Print the entries underneath word for word, omitting whatever pictures they contain.

Records from a dataset
Segment Open
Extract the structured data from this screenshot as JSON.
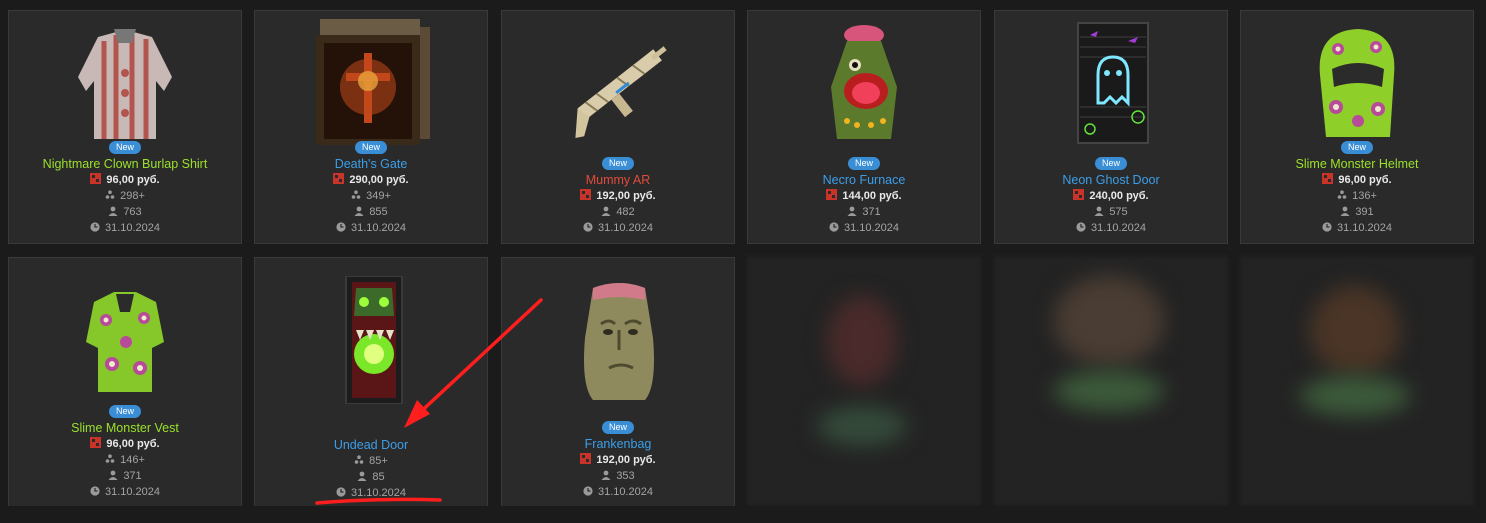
{
  "items": [
    {
      "name": "Nightmare Clown Burlap Shirt",
      "name_color": "#9be02a",
      "badge": "New",
      "price": "96,00 руб.",
      "stack": "298+",
      "users": "763",
      "date": "31.10.2024"
    },
    {
      "name": "Death's Gate",
      "name_color": "#3c9ee8",
      "badge": "New",
      "price": "290,00 руб.",
      "stack": "349+",
      "users": "855",
      "date": "31.10.2024"
    },
    {
      "name": "Mummy AR",
      "name_color": "#e14b3b",
      "badge": "New",
      "price": "192,00 руб.",
      "stack": "",
      "users": "482",
      "date": "31.10.2024"
    },
    {
      "name": "Necro Furnace",
      "name_color": "#3c9ee8",
      "badge": "New",
      "price": "144,00 руб.",
      "stack": "",
      "users": "371",
      "date": "31.10.2024"
    },
    {
      "name": "Neon Ghost Door",
      "name_color": "#3c9ee8",
      "badge": "New",
      "price": "240,00 руб.",
      "stack": "",
      "users": "575",
      "date": "31.10.2024"
    },
    {
      "name": "Slime Monster Helmet",
      "name_color": "#9be02a",
      "badge": "New",
      "price": "96,00 руб.",
      "stack": "136+",
      "users": "391",
      "date": "31.10.2024"
    },
    {
      "name": "Slime Monster Vest",
      "name_color": "#9be02a",
      "badge": "New",
      "price": "96,00 руб.",
      "stack": "146+",
      "users": "371",
      "date": "31.10.2024"
    },
    {
      "name": "Undead Door",
      "name_color": "#3c9ee8",
      "badge": "",
      "price": "",
      "stack": "85+",
      "users": "85",
      "date": "31.10.2024"
    },
    {
      "name": "Frankenbag",
      "name_color": "#3c9ee8",
      "badge": "New",
      "price": "192,00 руб.",
      "stack": "",
      "users": "353",
      "date": "31.10.2024"
    }
  ],
  "annotation_color": "#ff1e1e"
}
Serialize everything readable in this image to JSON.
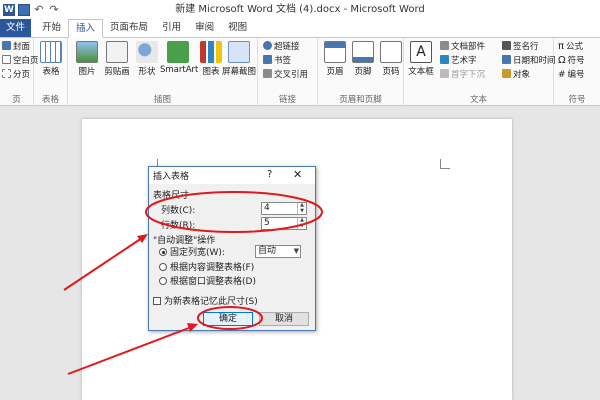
{
  "titlebar": {
    "title": "新建 Microsoft Word 文档 (4).docx - Microsoft Word",
    "word_icon": "W"
  },
  "tabs": [
    {
      "label": "文件"
    },
    {
      "label": "开始"
    },
    {
      "label": "插入"
    },
    {
      "label": "页面布局"
    },
    {
      "label": "引用"
    },
    {
      "label": "审阅"
    },
    {
      "label": "视图"
    }
  ],
  "ribbon": {
    "pages": {
      "items": [
        "封面",
        "空白页",
        "分页"
      ],
      "label": "页"
    },
    "tables": {
      "button": "表格",
      "label": "表格"
    },
    "illustrations": {
      "buttons": [
        "图片",
        "剪贴画",
        "形状",
        "SmartArt",
        "图表",
        "屏幕截图"
      ],
      "label": "插图"
    },
    "links": {
      "items": [
        "超链接",
        "书签",
        "交叉引用"
      ],
      "label": "链接"
    },
    "header_footer": {
      "buttons": [
        "页眉",
        "页脚",
        "页码"
      ],
      "label": "页眉和页脚"
    },
    "text": {
      "textbox": "文本框",
      "items": [
        "文档部件",
        "艺术字",
        "首字下沉",
        "签名行",
        "日期和时间",
        "对象"
      ],
      "label": "文本"
    },
    "symbols": {
      "items": [
        "公式",
        "符号",
        "编号"
      ],
      "label": "符号"
    }
  },
  "dialog": {
    "title": "插入表格",
    "help": "?",
    "close": "✕",
    "table_size_label": "表格尺寸",
    "columns_label": "列数(C):",
    "columns_value": "4",
    "rows_label": "行数(R):",
    "rows_value": "5",
    "autofit_label": "\"自动调整\"操作",
    "fixed_width_label": "固定列宽(W):",
    "fixed_width_value": "自动",
    "fit_content_label": "根据内容调整表格(F)",
    "fit_window_label": "根据窗口调整表格(D)",
    "remember_label": "为新表格记忆此尺寸(S)",
    "ok_label": "确定",
    "cancel_label": "取消"
  },
  "colors": {
    "accent": "#2b579a",
    "annotation": "#e0191e"
  }
}
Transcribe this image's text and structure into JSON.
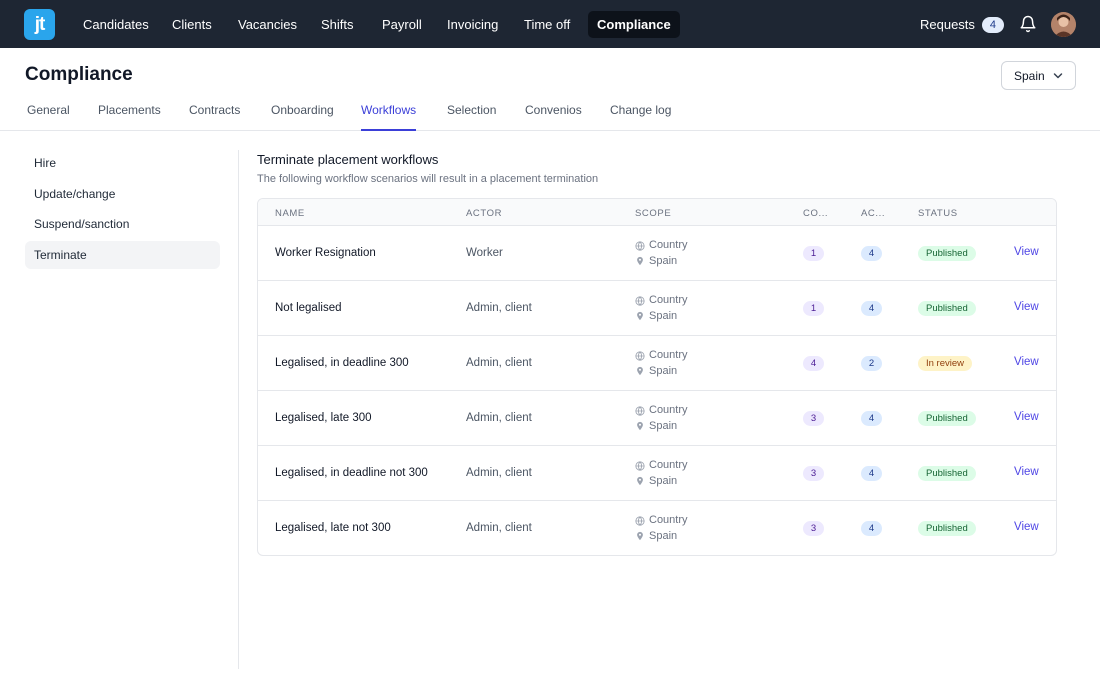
{
  "app": {
    "logo_text": "jt"
  },
  "topnav": {
    "items": [
      {
        "label": "Candidates"
      },
      {
        "label": "Clients"
      },
      {
        "label": "Vacancies"
      },
      {
        "label": "Shifts"
      },
      {
        "label": "Payroll"
      },
      {
        "label": "Invoicing"
      },
      {
        "label": "Time off"
      },
      {
        "label": "Compliance",
        "active": true
      }
    ],
    "requests_label": "Requests",
    "requests_count": "4",
    "icons": [
      "bell-icon",
      "avatar"
    ]
  },
  "header": {
    "title": "Compliance",
    "country_select": {
      "value": "Spain",
      "icon": "chevron-down-icon"
    }
  },
  "tabs": [
    {
      "label": "General"
    },
    {
      "label": "Placements"
    },
    {
      "label": "Contracts"
    },
    {
      "label": "Onboarding"
    },
    {
      "label": "Workflows",
      "active": true
    },
    {
      "label": "Selection"
    },
    {
      "label": "Convenios"
    },
    {
      "label": "Change log"
    }
  ],
  "sidebar": {
    "items": [
      {
        "label": "Hire"
      },
      {
        "label": "Update/change"
      },
      {
        "label": "Suspend/sanction"
      },
      {
        "label": "Terminate",
        "active": true
      }
    ]
  },
  "section": {
    "title": "Terminate placement workflows",
    "description": "The following workflow scenarios will result in a placement termination"
  },
  "table": {
    "columns": {
      "name": "Name",
      "actor": "Actor",
      "scope": "Scope",
      "co": "Co...",
      "ac": "Ac...",
      "status": "Status"
    },
    "rows": [
      {
        "name": "Worker Resignation",
        "actor": "Worker",
        "scope_type": "Country",
        "scope_location": "Spain",
        "co": "1",
        "ac": "4",
        "status": "Published",
        "action": "View"
      },
      {
        "name": "Not legalised",
        "actor": "Admin, client",
        "scope_type": "Country",
        "scope_location": "Spain",
        "co": "1",
        "ac": "4",
        "status": "Published",
        "action": "View"
      },
      {
        "name": "Legalised, in deadline 300",
        "actor": "Admin, client",
        "scope_type": "Country",
        "scope_location": "Spain",
        "co": "4",
        "ac": "2",
        "status": "In review",
        "action": "View"
      },
      {
        "name": "Legalised, late 300",
        "actor": "Admin, client",
        "scope_type": "Country",
        "scope_location": "Spain",
        "co": "3",
        "ac": "4",
        "status": "Published",
        "action": "View"
      },
      {
        "name": "Legalised, in deadline not 300",
        "actor": "Admin, client",
        "scope_type": "Country",
        "scope_location": "Spain",
        "co": "3",
        "ac": "4",
        "status": "Published",
        "action": "View"
      },
      {
        "name": "Legalised, late not 300",
        "actor": "Admin, client",
        "scope_type": "Country",
        "scope_location": "Spain",
        "co": "3",
        "ac": "4",
        "status": "Published",
        "action": "View"
      }
    ]
  },
  "colors": {
    "nav_bg": "#1e2633",
    "accent": "#3b3fd8",
    "published_bg": "#dcfce7",
    "review_bg": "#fef3c7"
  }
}
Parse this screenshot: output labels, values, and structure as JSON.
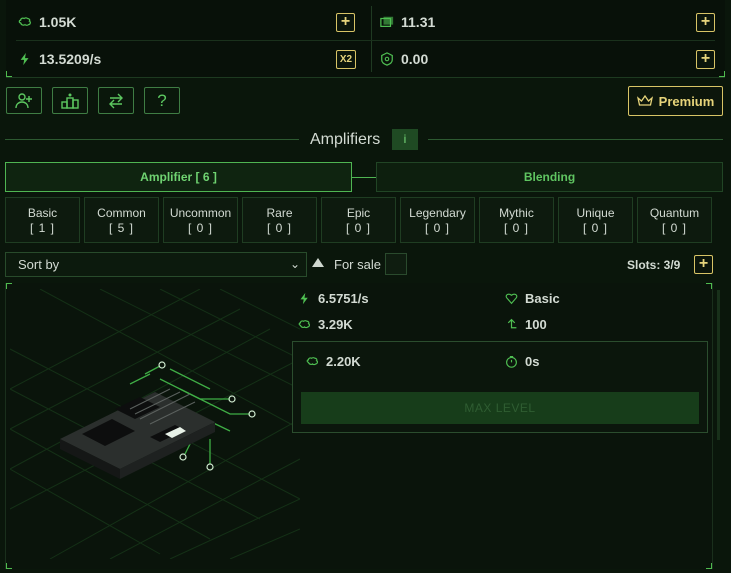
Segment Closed
§ **RESULT**:
Extract the structured data from this screenshot as JSON.
{
  "items": [
    {
      "name": "Nightmare Clown Burlap Shirt",
      "name_color": "#9be02a",
      "badge": "New",
      "price": "96,00 руб.",
      "stack": "298+",
      "users": "763",
      "date": "31.10.2024"
    },
    {
      "name": "Death's Gate",
      "name_color": "#3c9ee8",
      "badge": "New",
      "price": "290,00 руб.",
      "stack": "349+",
      "users": "855",
      "date": "31.10.2024"
    },
    {
      "name": "Mummy AR",
      "name_color": "#e14b3b",
      "badge": "New",
      "price": "192,00 руб.",
      "stack": "",
      "users": "482",
      "date": "31.10.2024"
    },
    {
      "name": "Necro Furnace",
      "name_color": "#3c9ee8",
      "badge": "New",
      "price": "144,00 руб.",
      "stack": "",
      "users": "371",
      "date": "31.10.2024"
    },
    {
      "name": "Neon Ghost Door",
      "name_color": "#3c9ee8",
      "badge": "New",
      "price": "240,00 руб.",
      "stack": "",
      "users": "575",
      "date": "31.10.2024"
    },
    {
      "name": "Slime Monster Helmet",
      "name_color": "#9be02a",
      "badge": "New",
      "price": "96,00 руб.",
      "stack": "136+",
      "users": "391",
      "date": "31.10.2024"
    },
    {
      "name": "Slime Monster Vest",
      "name_color": "#9be02a",
      "badge": "New",
      "price": "96,00 руб.",
      "stack": "146+",
      "users": "371",
      "date": "31.10.2024"
    },
    {
      "name": "Undead Door",
      "name_color": "#3c9ee8",
      "badge": "",
      "price": "",
      "stack": "85+",
      "users": "85",
      "date": "31.10.2024"
    },
    {
      "name": "Frankenbag",
      "name_color": "#3c9ee8",
      "badge": "New",
      "price": "192,00 руб.",
      "stack": "",
      "users": "353",
      "date": "31.10.2024"
    }
  ],
  "annotation_color": "#ff1e1e"
}
Serialize everything readable in this image to JSON.
{
  "titlebar": {
    "title": "新建 Microsoft Word 文档 (4).docx - Microsoft Word",
    "word_icon": "W"
  },
  "tabs": [
    {
      "label": "文件"
    },
    {
      "label": "开始"
    },
    {
      "label": "插入"
    },
    {
      "label": "页面布局"
    },
    {
      "label": "引用"
    },
    {
      "label": "审阅"
    },
    {
      "label": "视图"
    }
  ],
  "ribbon": {
    "pages": {
      "items": [
        "封面",
        "空白页",
        "分页"
      ],
      "label": "页"
    },
    "tables": {
      "button": "表格",
      "label": "表格"
    },
    "illustrations": {
      "buttons": [
        "图片",
        "剪贴画",
        "形状",
        "SmartArt",
        "图表",
        "屏幕截图"
      ],
      "label": "插图"
    },
    "links": {
      "items": [
        "超链接",
        "书签",
        "交叉引用"
      ],
      "label": "链接"
    },
    "header_footer": {
      "buttons": [
        "页眉",
        "页脚",
        "页码"
      ],
      "label": "页眉和页脚"
    },
    "text": {
      "textbox": "文本框",
      "items": [
        "文档部件",
        "艺术字",
        "首字下沉",
        "签名行",
        "日期和时间",
        "对象"
      ],
      "label": "文本"
    },
    "symbols": {
      "items": [
        "公式",
        "符号",
        "编号"
      ],
      "label": "符号"
    }
  },
  "dialog": {
    "title": "插入表格",
    "help": "?",
    "close": "✕",
    "table_size_label": "表格尺寸",
    "columns_label": "列数(C):",
    "columns_value": "4",
    "rows_label": "行数(R):",
    "rows_value": "5",
    "autofit_label": "\"自动调整\"操作",
    "fixed_width_label": "固定列宽(W):",
    "fixed_width_value": "自动",
    "fit_content_label": "根据内容调整表格(F)",
    "fit_window_label": "根据窗口调整表格(D)",
    "remember_label": "为新表格记忆此尺寸(S)",
    "ok_label": "确定",
    "cancel_label": "取消"
  },
  "colors": {
    "accent": "#2b579a",
    "annotation": "#e0191e"
  }
}
Transcribe this image's text and structure into JSON.
{
  "app": {
    "logo_text": "jt"
  },
  "topnav": {
    "items": [
      {
        "label": "Candidates"
      },
      {
        "label": "Clients"
      },
      {
        "label": "Vacancies"
      },
      {
        "label": "Shifts"
      },
      {
        "label": "Payroll"
      },
      {
        "label": "Invoicing"
      },
      {
        "label": "Time off"
      },
      {
        "label": "Compliance",
        "active": true
      }
    ],
    "requests_label": "Requests",
    "requests_count": "4",
    "icons": [
      "bell-icon",
      "avatar"
    ]
  },
  "header": {
    "title": "Compliance",
    "country_select": {
      "value": "Spain",
      "icon": "chevron-down-icon"
    }
  },
  "tabs": [
    {
      "label": "General"
    },
    {
      "label": "Placements"
    },
    {
      "label": "Contracts"
    },
    {
      "label": "Onboarding"
    },
    {
      "label": "Workflows",
      "active": true
    },
    {
      "label": "Selection"
    },
    {
      "label": "Convenios"
    },
    {
      "label": "Change log"
    }
  ],
  "sidebar": {
    "items": [
      {
        "label": "Hire"
      },
      {
        "label": "Update/change"
      },
      {
        "label": "Suspend/sanction"
      },
      {
        "label": "Terminate",
        "active": true
      }
    ]
  },
  "section": {
    "title": "Terminate placement workflows",
    "description": "The following workflow scenarios will result in a placement termination"
  },
  "table": {
    "columns": {
      "name": "Name",
      "actor": "Actor",
      "scope": "Scope",
      "co": "Co...",
      "ac": "Ac...",
      "status": "Status"
    },
    "rows": [
      {
        "name": "Worker Resignation",
        "actor": "Worker",
        "scope_type": "Country",
        "scope_location": "Spain",
        "co": "1",
        "ac": "4",
        "status": "Published",
        "action": "View"
      },
      {
        "name": "Not legalised",
        "actor": "Admin, client",
        "scope_type": "Country",
        "scope_location": "Spain",
        "co": "1",
        "ac": "4",
        "status": "Published",
        "action": "View"
      },
      {
        "name": "Legalised, in deadline 300",
        "actor": "Admin, client",
        "scope_type": "Country",
        "scope_location": "Spain",
        "co": "4",
        "ac": "2",
        "status": "In review",
        "action": "View"
      },
      {
        "name": "Legalised, late 300",
        "actor": "Admin, client",
        "scope_type": "Country",
        "scope_location": "Spain",
        "co": "3",
        "ac": "4",
        "status": "Published",
        "action": "View"
      },
      {
        "name": "Legalised, in deadline not 300",
        "actor": "Admin, client",
        "scope_type": "Country",
        "scope_location": "Spain",
        "co": "3",
        "ac": "4",
        "status": "Published",
        "action": "View"
      },
      {
        "name": "Legalised, late not 300",
        "actor": "Admin, client",
        "scope_type": "Country",
        "scope_location": "Spain",
        "co": "3",
        "ac": "4",
        "status": "Published",
        "action": "View"
      }
    ]
  },
  "colors": {
    "nav_bg": "#1e2633",
    "accent": "#3b3fd8",
    "published_bg": "#dcfce7",
    "review_bg": "#fef3c7"
  }
}
Parse this screenshot: output labels, values, and structure as JSON.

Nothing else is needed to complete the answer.